## Provided data
*** Begin section ***
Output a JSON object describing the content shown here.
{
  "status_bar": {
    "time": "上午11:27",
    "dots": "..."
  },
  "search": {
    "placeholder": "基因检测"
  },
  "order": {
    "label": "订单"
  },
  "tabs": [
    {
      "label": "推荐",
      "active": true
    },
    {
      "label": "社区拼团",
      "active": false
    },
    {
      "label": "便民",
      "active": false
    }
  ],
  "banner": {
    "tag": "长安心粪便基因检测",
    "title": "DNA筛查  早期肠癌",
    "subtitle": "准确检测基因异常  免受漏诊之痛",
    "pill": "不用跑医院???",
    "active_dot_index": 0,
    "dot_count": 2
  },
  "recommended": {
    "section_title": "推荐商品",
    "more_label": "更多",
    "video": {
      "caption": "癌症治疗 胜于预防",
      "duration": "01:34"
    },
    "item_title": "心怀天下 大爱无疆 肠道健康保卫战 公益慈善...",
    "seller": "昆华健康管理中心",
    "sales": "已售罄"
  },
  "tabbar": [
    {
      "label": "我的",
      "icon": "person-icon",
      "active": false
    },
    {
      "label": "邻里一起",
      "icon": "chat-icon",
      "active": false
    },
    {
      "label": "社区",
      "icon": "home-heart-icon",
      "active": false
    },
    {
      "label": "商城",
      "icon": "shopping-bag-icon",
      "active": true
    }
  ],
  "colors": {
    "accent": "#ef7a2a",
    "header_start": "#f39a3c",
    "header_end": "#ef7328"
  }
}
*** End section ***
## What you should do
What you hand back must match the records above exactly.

## Output of the exercise
Output a JSON object describing the content shown here.
{
  "status_bar": {
    "time": "上午11:27",
    "dots": "..."
  },
  "search": {
    "placeholder": "基因检测"
  },
  "order": {
    "label": "订单"
  },
  "tabs": [
    {
      "label": "推荐",
      "active": true
    },
    {
      "label": "社区拼团",
      "active": false
    },
    {
      "label": "便民",
      "active": false
    }
  ],
  "banner": {
    "tag": "长安心粪便基因检测",
    "title": "DNA筛查  早期肠癌",
    "subtitle": "准确检测基因异常  免受漏诊之痛",
    "pill": "不用跑医院???",
    "active_dot_index": 0,
    "dot_count": 2
  },
  "recommended": {
    "section_title": "推荐商品",
    "more_label": "更多",
    "video": {
      "caption": "癌症治疗 胜于预防",
      "duration": "01:34"
    },
    "item_title": "心怀天下 大爱无疆 肠道健康保卫战 公益慈善...",
    "seller": "昆华健康管理中心",
    "sales": "已售罄"
  },
  "tabbar": [
    {
      "label": "我的",
      "icon": "person-icon",
      "active": false
    },
    {
      "label": "邻里一起",
      "icon": "chat-icon",
      "active": false
    },
    {
      "label": "社区",
      "icon": "home-heart-icon",
      "active": false
    },
    {
      "label": "商城",
      "icon": "shopping-bag-icon",
      "active": true
    }
  ],
  "colors": {
    "accent": "#ef7a2a",
    "header_start": "#f39a3c",
    "header_end": "#ef7328"
  }
}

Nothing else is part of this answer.